Rhett’s latest No. 1 hit namechecks no less than 16 country classics, including Alan Jackson’s 2002 hit “Drive (for Daddy Gene),” Hank Williams, Jr.’s 1979 hit “Whiskey Bent and Hell Bound,” Alabama’s “Dixieland Delight,” Ricky Skaggs’ “Heartbroke,” and incorporates a nod to Thomas Rhett’s own father, hit songwriter Rhett Akins, by incorporating a nod to Akins’ enduring 1995 hit “That Ain’t My Truck.”
“What’s Your Country Song” is the first taste of Thomas Rhett’s upcoming double album, with Country Again: Side A , set to release on April 30. He’s also shared two more songs off the upcoming album with “Growing Up” and “Want It Again.”
For Rhett, these songs represent more than just the results of the extra time artists have had to focus on songwriting over the past year after the pandemic has halted touring—the songs mark a change from focusing on simply making music that can compete in the marketplace, to focusing on the kind of music he wants to make.
“This shift in me has been happening since the beginning of 2019,” he recently said during an interview with Kelleigh Bannen on the Apple Music Radio show Today’s Country with Kelleigh Bannen.
“There were just certain things in my life that I cared about so heavily for the last decade that I just didn’t… I don’t want to say I didn’t care about anymore, but I cared way less about them,” he said. “There were just bits of success and bits of ways that I measured success that just didn’t matter anymore. It was just like I’ve been doing nothing but grinding and working my butt off and comparing myself, just like we all do, and then there was one day where I was just like, ‘Why do I care? Why do I always chase something? You know, with a lot of these records that I make.’

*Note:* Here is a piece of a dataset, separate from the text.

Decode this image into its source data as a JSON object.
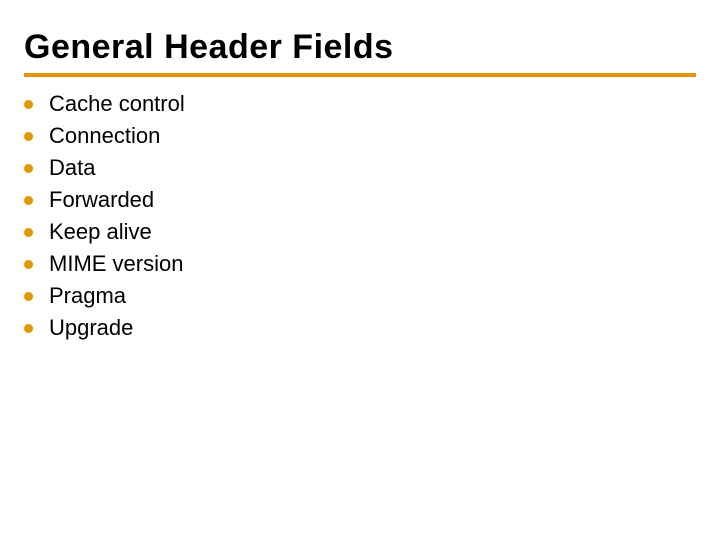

“The music just started to kind of shift into something that I was trying to do when I was younger, as a 19-year-old who had just signed a publishing deal, but I hadn’t lived enough life yet, you know? There are so many things that have happened in this decade that I have never really written songs about,” he continued. “I mean I’ve been nostalgic for sure in my music, but it’s 11 songs that I feel like are just so much more back to what I was doing when I first started out in this business, like back in the day when I was listening to nothing but Eric Church, and really wanting just to be him, you know, minus the sunglasses. I don’t think I can pull those off, ever.”
Last year, Thomas Rhett won the Academy of Country Music’s Entertainer of the Year honor alongside Carrie Underwood, and on April 18, he will vie to retain his win against fellow nominees Luke Bryan, Eric Church, Luke Combs and Chris Stapleton when the 56th annual ACM Awards airs on CBS.